Joey Pigza has problems sitting still and focusing. It’s just the way he’s “wired”: he has an excess of energy and he just can’t focus. Unfortunately, that tends to get him in trouble, especially in school. That is, until one day when he accidentally hurts another student with scissors. Then he’s sent to a “special ed” (ugh) school in order to figure out how to behave better. Which not only involves getting Joey the right medication, but als teaching him how to focus so he can learn.

Honestly? I wanted to smack the adults in the book.

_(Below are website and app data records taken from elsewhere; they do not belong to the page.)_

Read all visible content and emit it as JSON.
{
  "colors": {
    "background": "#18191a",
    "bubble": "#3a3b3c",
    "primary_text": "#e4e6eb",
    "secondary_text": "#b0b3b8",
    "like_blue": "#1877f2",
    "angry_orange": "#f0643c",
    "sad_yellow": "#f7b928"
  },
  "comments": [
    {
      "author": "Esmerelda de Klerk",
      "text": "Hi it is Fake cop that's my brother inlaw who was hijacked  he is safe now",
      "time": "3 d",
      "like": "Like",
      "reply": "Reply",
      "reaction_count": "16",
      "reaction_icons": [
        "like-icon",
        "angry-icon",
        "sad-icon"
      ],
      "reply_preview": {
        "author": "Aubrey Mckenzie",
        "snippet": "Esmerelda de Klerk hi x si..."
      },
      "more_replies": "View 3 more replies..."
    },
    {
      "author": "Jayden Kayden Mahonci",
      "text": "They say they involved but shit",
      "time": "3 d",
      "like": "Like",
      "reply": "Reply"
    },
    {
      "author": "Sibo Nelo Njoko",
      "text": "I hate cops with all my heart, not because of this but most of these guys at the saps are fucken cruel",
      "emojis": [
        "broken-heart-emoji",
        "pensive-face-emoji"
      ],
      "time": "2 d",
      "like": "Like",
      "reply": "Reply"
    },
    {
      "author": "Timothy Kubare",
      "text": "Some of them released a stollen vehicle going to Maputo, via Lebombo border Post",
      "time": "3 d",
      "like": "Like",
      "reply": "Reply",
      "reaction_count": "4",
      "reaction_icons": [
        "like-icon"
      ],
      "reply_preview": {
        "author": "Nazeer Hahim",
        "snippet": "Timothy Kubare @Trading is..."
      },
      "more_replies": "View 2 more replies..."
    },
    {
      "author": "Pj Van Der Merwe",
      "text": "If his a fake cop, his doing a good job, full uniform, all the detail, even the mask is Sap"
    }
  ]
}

I guess my parenting style is “let them be who they are” which I suppose doesn’t always translate well into strict social situations, but HONESTLY. I know Joey has ADHD, and couldn’t focus, and it was a medical condition that was interfering with his learning, but I wanted to shake every single adult that told him to sit still and be “normal”. NORMAL? Really?

But Joey, I felt so bad for him. His mother abandoned him (but came back), his grandmother was abusive, his teachers were impatient with him… he just needed some time, some caring, and some attention to help him focus. Okay, so maybe there’s a lot of class issues in this one as well: they were lower class — his mom worked at a salon — and so she didn’t have the time to sit at home and interact with him in ways that he needed. And his diet of candy and fast food also is a class thing. Maybe I’m reading too much into this one, but there’s a lot to unpack about class there, I think. And bad adulting. And about kids with ADHD.

All this from a lower-end middle grade book. Go figure.